But first, before getting to all this new exciting and often frightening side of the season, I had to explain what the lives of those Crannog dwellers would have been like. I learnt about how the solar calendar affected their lives. Looking into the equinoxes and solstices, talking about planting and harvest, repairs and winter life. Once this was all done, I began the yule side of the talk.

There were many traditions to take into consideration when drawing in from sources from all across western Europe. Because of this, I had to try and focus on those that crossed many borders and which were known to many cultures. The best example of this would be the yule tree. This was a piece of greenery brought in to represent the fact that green times would return. No matter how cold and dark the winter, spring would bring light and life to the world once more. This was one of the predecessors of the Christmas tree. People even decorated these trees, but not in a way that is quite so familiar to us today. They would hang the kills of the hunt as sacrifices to Woden (Odin). I believe the reason they did this was that Odin hung himself from the branches of the world tree Yggdrasil as an offering to himself. I have not been able to confirm this, but I see it as a possibility. Next came the wild hunt and then sun imagery. This came in a variety of methods such as sun cakes and decorations, but the principle always stayed the same. It was meant as a sort of sympathetic magic to try to bring the sun back after the longest night.

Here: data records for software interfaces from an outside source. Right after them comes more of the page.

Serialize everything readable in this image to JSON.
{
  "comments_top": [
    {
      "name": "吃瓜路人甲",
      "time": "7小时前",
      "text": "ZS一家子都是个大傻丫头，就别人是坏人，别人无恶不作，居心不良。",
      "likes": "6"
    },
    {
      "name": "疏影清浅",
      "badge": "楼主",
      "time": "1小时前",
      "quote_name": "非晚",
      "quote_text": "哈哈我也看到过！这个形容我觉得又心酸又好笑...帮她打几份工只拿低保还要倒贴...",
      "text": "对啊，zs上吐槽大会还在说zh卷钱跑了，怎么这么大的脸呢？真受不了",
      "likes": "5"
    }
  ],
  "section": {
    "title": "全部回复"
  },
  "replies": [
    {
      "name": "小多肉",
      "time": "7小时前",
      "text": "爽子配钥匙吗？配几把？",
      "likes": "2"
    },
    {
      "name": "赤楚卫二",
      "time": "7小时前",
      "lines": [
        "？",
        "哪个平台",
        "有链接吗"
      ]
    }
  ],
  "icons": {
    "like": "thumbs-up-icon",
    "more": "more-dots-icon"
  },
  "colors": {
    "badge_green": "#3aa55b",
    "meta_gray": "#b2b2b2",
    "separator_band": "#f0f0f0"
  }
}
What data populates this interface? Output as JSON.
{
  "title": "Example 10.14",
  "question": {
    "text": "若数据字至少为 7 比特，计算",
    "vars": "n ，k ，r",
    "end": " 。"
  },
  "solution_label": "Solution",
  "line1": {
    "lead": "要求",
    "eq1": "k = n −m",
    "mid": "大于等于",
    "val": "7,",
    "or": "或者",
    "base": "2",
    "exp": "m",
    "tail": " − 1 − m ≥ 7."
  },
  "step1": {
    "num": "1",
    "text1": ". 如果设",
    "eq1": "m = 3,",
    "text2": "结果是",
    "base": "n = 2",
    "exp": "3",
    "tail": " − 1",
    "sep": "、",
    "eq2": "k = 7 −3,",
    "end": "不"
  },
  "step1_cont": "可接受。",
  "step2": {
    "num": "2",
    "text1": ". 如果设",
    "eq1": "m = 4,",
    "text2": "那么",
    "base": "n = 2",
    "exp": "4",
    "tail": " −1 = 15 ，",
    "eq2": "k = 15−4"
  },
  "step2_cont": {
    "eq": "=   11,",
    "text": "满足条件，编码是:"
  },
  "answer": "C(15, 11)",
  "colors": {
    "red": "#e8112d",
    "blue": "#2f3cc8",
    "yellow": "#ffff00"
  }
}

Next, things took a darker turn as I learnt about Krampus. Krampus was once the yule goat who delivered presents to the good children. Once Christianity came along, they saw he was a goat and associated him with the devil, creating the demon of Christmas. Instead of giving gifts to the good, he would steal and eat naughty children. I found many such tales meant to try and get children to behave, but this seemed to be the most widely spread. The only other such creature I mentioned was the yule cat. A being, who in some tales, would eat the unwashed, and in others, those children who hadn’t been given new clothes. It was fascinating diving into the past to try and discover why these cautionary tales came to be.

Moving swiftly onto something a bit brighter, there is a tradition where a gift that is given must be handmade. This is still widely practised and is a rather pleasant addition. Lastly, there was the swearing of oaths. This would be done on the boar and they were said to be unbreakable, the origins of our new year’s resolutions. This, it was decided, would be the first thing the visitors would do as part of their tour upon leaving the Crannog.

(Funding for the apprenticeship programme kindly supported by the Gannochy Trust, Museums Galleries Scotland, Perth & Kinross Council and SSE Renewables)